>>

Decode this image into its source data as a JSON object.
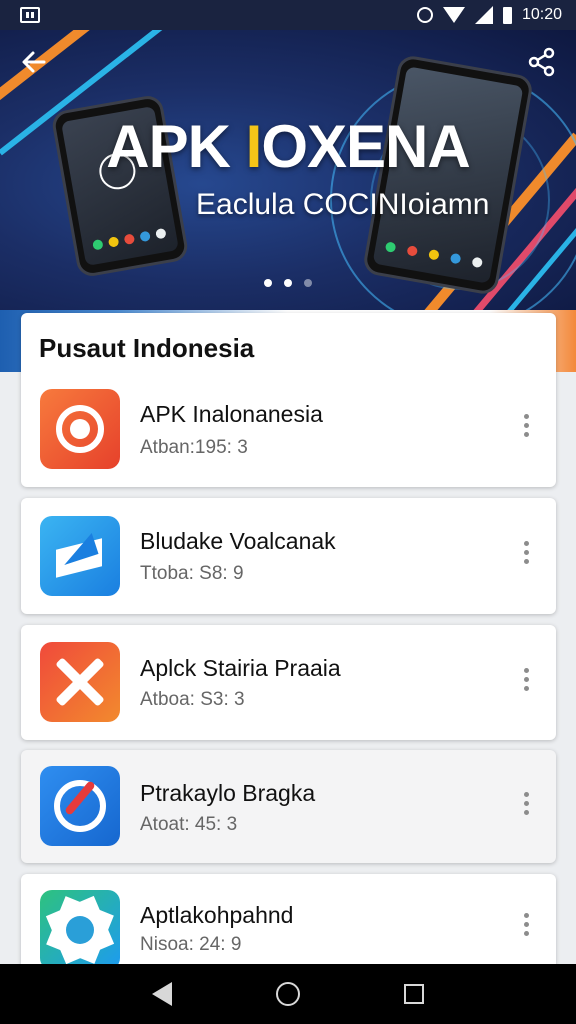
{
  "status_bar": {
    "time": "10:20",
    "icons": [
      "notification-icon",
      "alarm-icon",
      "wifi-icon",
      "signal-icon",
      "battery-icon"
    ]
  },
  "banner": {
    "title_main": "APK ",
    "title_accent": "I",
    "title_rest": "OXENA",
    "subtitle": "Eaclula COCINIoiamn",
    "carousel_dots": 3,
    "active_dot": 1,
    "colors": {
      "accent": "#f5c518",
      "stripe_orange": "#f08a2c",
      "stripe_blue": "#2ab3e6"
    }
  },
  "section": {
    "title": "Pusaut Indonesia"
  },
  "apps": [
    {
      "name": "APK Inalonanesia",
      "meta": "Atban:195: 3",
      "icon": "target-icon"
    },
    {
      "name": "Bludake Voalcanak",
      "meta": "Ttoba: S8: 9",
      "icon": "paper-plane-icon"
    },
    {
      "name": "Aplck Stairia Praaia",
      "meta": "Atboa: S3: 3",
      "icon": "cross-icon"
    },
    {
      "name": "Ptrakaylo Bragka",
      "meta": "Atoat: 45: 3",
      "icon": "compass-icon"
    },
    {
      "name": "Aptlakohpahnd",
      "meta": "Nisoa: 24: 9",
      "icon": "gear-icon"
    }
  ],
  "nav_bar": {
    "icons": [
      "back-triangle-icon",
      "home-circle-icon",
      "recents-square-icon"
    ]
  }
}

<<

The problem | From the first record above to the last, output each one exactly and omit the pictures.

Solution below |
Decode this image into its source data as a JSON object.
{
  "status_bar": {
    "time": "10:20",
    "icons": [
      "notification-icon",
      "alarm-icon",
      "wifi-icon",
      "signal-icon",
      "battery-icon"
    ]
  },
  "banner": {
    "title_main": "APK ",
    "title_accent": "I",
    "title_rest": "OXENA",
    "subtitle": "Eaclula COCINIoiamn",
    "carousel_dots": 3,
    "active_dot": 1,
    "colors": {
      "accent": "#f5c518",
      "stripe_orange": "#f08a2c",
      "stripe_blue": "#2ab3e6"
    }
  },
  "section": {
    "title": "Pusaut Indonesia"
  },
  "apps": [
    {
      "name": "APK Inalonanesia",
      "meta": "Atban:195: 3",
      "icon": "target-icon"
    },
    {
      "name": "Bludake Voalcanak",
      "meta": "Ttoba: S8: 9",
      "icon": "paper-plane-icon"
    },
    {
      "name": "Aplck Stairia Praaia",
      "meta": "Atboa: S3: 3",
      "icon": "cross-icon"
    },
    {
      "name": "Ptrakaylo Bragka",
      "meta": "Atoat: 45: 3",
      "icon": "compass-icon"
    },
    {
      "name": "Aptlakohpahnd",
      "meta": "Nisoa: 24: 9",
      "icon": "gear-icon"
    }
  ],
  "nav_bar": {
    "icons": [
      "back-triangle-icon",
      "home-circle-icon",
      "recents-square-icon"
    ]
  }
}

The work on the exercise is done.